Alvarez’s Probe Of Lynwood Cop Drags On
State’s Attorney Anita Alvarez faces new criticism for taking more than two years to investigate suburban officer who knocked out prisoner – a beating caught on video.
It’s been more than two years since a Lynwood police sergeant cold-cocked a handcuffed prisoner, knocking him unconscious and breaking his nose.
Prosecutors in Cook County State’s Attorney Anita Alvarez’s office saw police station video of the altercation soon after it happened the night of Sept. 20, 2013, according to interviews and police records.
Since then a lawsuit has been filed and settled for $500,000. But Alvarez’s office still hasn’t said if Sgt. Brandin Fredericksen should face criminal charges for striking Randolph Holmes, underscoring complaints that Alvarez is slow – or reluctant – to address allegations of police misconduct.
Alvarez is facing calls to resign because she took 400 days to charge the Chicago police officer who killed teenager Laquan McDonald, a fatal shooting that also was captured on video.
Holmes’ attorney James Montgomery Jr. calls the delay in his case “appalling.”
“If my client, Mr. Holmes, had been the one to sock the police officer with his two hands tied behind his back there would have been no hesitation, yet here we are two years later,” Montgomery says.
Fredericksen has admitted striking Holmes but claims he did so to stop Holmes from spitting on him. “I was protecting myself from someone who spit in my face,” he recently told the Better Government Association and CBS2.
Fredericksen says prosecutors have never spoken with him about the altercation, and BGA/CBS2 found that another Lynwood police officer who saw Holmes lying on the ground after he had been hit hasn’t been interviewed, either.
Village officials had no information about the status of Alvarez’s investigation, though Fredericksen says, “The last I heard they looked into it and dropped it.”
Alvarez spokeswoman Sally Daly says via email that Holmes’ 2014 arrest on an unrelated charge and his filing of a civil lawsuit against Lynwood have “complicated the pace,” though “we strongly dispute allegations that the investigation has taken too long.”
“In recent months the State’s Attorney’s Office has issued subpoenas and continued to gather the information that is required to complete a comprehensive and thorough investigation,” she says. “This case remains open with a final charging decision expected in the near future."

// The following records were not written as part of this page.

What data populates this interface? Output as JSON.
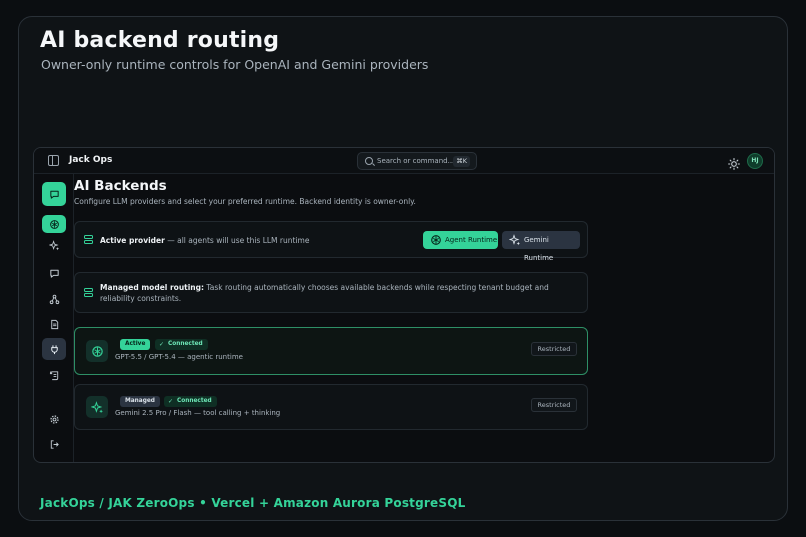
{
  "hero": {
    "title": "AI backend routing",
    "subtitle": "Owner-only runtime controls for OpenAI and Gemini providers"
  },
  "footer": "JackOps / JAK ZeroOps • Vercel + Amazon Aurora PostgreSQL",
  "topbar": {
    "brand": "Jack Ops",
    "search_placeholder": "Search or command...",
    "search_shortcut": "⌘K",
    "avatar_initials": "HJ"
  },
  "sidebar": {
    "items": [
      {
        "icon": "chat-icon",
        "active": true
      },
      {
        "icon": "openai-icon",
        "active": true
      },
      {
        "icon": "sparkle-icon"
      },
      {
        "icon": "message-icon"
      },
      {
        "icon": "workflow-icon"
      },
      {
        "icon": "document-icon"
      },
      {
        "icon": "plug-icon",
        "active": true
      },
      {
        "icon": "scroll-icon"
      },
      {
        "icon": "gear-icon"
      },
      {
        "icon": "logout-icon"
      }
    ]
  },
  "page": {
    "title": "AI Backends",
    "description": "Configure LLM providers and select your preferred runtime. Backend identity is owner-only."
  },
  "active_provider": {
    "label": "Active provider",
    "note": "— all agents will use this LLM runtime",
    "agent_button": "Agent Runtime",
    "gemini_button": "Gemini Runtime",
    "selected": "Agent Runtime"
  },
  "routing": {
    "label": "Managed model routing:",
    "text": "Task routing automatically chooses available backends while respecting tenant budget and reliability constraints."
  },
  "providers": [
    {
      "badge": "Active",
      "status": "Connected",
      "description": "GPT-5.5 / GPT-5.4 — agentic runtime",
      "access": "Restricted",
      "icon": "openai-icon"
    },
    {
      "badge": "Managed",
      "status": "Connected",
      "description": "Gemini 2.5 Pro / Flash — tool calling + thinking",
      "access": "Restricted",
      "icon": "sparkle-icon"
    }
  ],
  "colors": {
    "accent": "#34d399",
    "background": "#0b0e11",
    "selected_border": "#2e8f66"
  }
}
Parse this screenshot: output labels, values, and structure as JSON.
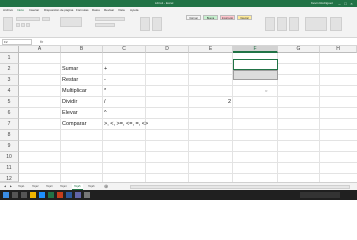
{
  "app": {
    "title": "Libro1 - Excel",
    "user": "Kevin Rodriguez",
    "win_min": "–",
    "win_max": "□",
    "win_close": "×"
  },
  "menu": [
    "Archivo",
    "Inicio",
    "Insertar",
    "Disposición de página",
    "Fórmulas",
    "Datos",
    "Revisar",
    "Vista",
    "Ayuda"
  ],
  "ribbon_styles": [
    {
      "label": "Normal",
      "bg": "#ffffff"
    },
    {
      "label": "Buena",
      "bg": "#c6efce"
    },
    {
      "label": "Incorrecto",
      "bg": "#ffc7ce"
    },
    {
      "label": "Neutral",
      "bg": "#ffeb9c"
    }
  ],
  "formula_bar": {
    "name_box": "F2",
    "fx": "fx",
    "value": ""
  },
  "columns": [
    "A",
    "B",
    "C",
    "D",
    "E",
    "F",
    "G",
    "H"
  ],
  "selected_column": "F",
  "rows": [
    "1",
    "2",
    "3",
    "4",
    "5",
    "6",
    "7",
    "8",
    "9",
    "10",
    "11",
    "12"
  ],
  "cells": {
    "b2": "Sumar",
    "c2": "+",
    "b3": "Restar",
    "c3": "-",
    "b4": "Multiplicar",
    "c4": "*",
    "b5": "Dividir",
    "c5": "/",
    "e5": "2",
    "b6": "Elevar",
    "c6": "^",
    "b7": "Comparar",
    "c7": ">, <, >=, <=, =, <>"
  },
  "sheet_tabs": [
    "Hoja1",
    "Hoja2",
    "Hoja3",
    "Hoja4",
    "Hoja5",
    "Hoja6"
  ],
  "active_sheet": "Hoja5",
  "colors": {
    "accent": "#217346",
    "taskbar": "#202020"
  }
}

The BGA/CBS2, as well as the Northwest Indiana Times, previously reported that Lynwood police didn’t immediately investigate Fredericksen and may have even tried to cover up the altercation.
It was only after repeated inquiries from BGA/CBS2 and the hiring of a new police chief that the video saw the light of day and Fredericksen was taken off the street.
Lynwood has since fired Fredericksen. Michael Mears, the Lynwood police chief at the time of the incident, resigned from the department Nov. 23 amid a village review of, among other things, his handling of the Holmes’ altercation.
“My resignation had nothing to do with the alleged cover up in the Randolph Holmes case,” Mears says. “The evidence shows there was no absolutely no cover up.”
Fredericksen, meanwhile, is searching for another police officer position while he appeals his termination “on the grounds that I didn’t use excessive force,” he says.
Holmes, 26, was arrested Sept. 20, 2013, for domestic battery and an outstanding warrant. Using the Illinois Freedom of Information Act, or FOIA, BGA/CBS2 obtained video footage from a surveillance camera inside the Lynwood station that shows Holmes and Fredericksen quarreling in a booking room.
The video also shows Fredericksen shoving the handcuffed Holmes into a door.
Separate footage, shot inside an attached police garage, shows Fredericksen striking Holmes with his arm or fist.
There was no mention of the altercation in the initial police reports, though a supplementary report outlining what happened was filed after the BGA/CBS2 sent a FOIA request to the department.
Alvarez’s office charged Holmes with aggravated battery of a police officer, a felony, for allegedly spitting on Fredericksen, records show.
Holmes pleaded guilty to a lesser charge of resisting a police officer and was sentenced to a year in prison, though the conviction was later vacated.
In September, Lynwood agreed to pay $500,000 to settle Holmes’ civil lawsuit stemming from his beating. He is out on bond awaiting trial on an attempted murder charge for allegedly shooting a 25-year-old man in Ford Heights last December, according to interviews and records.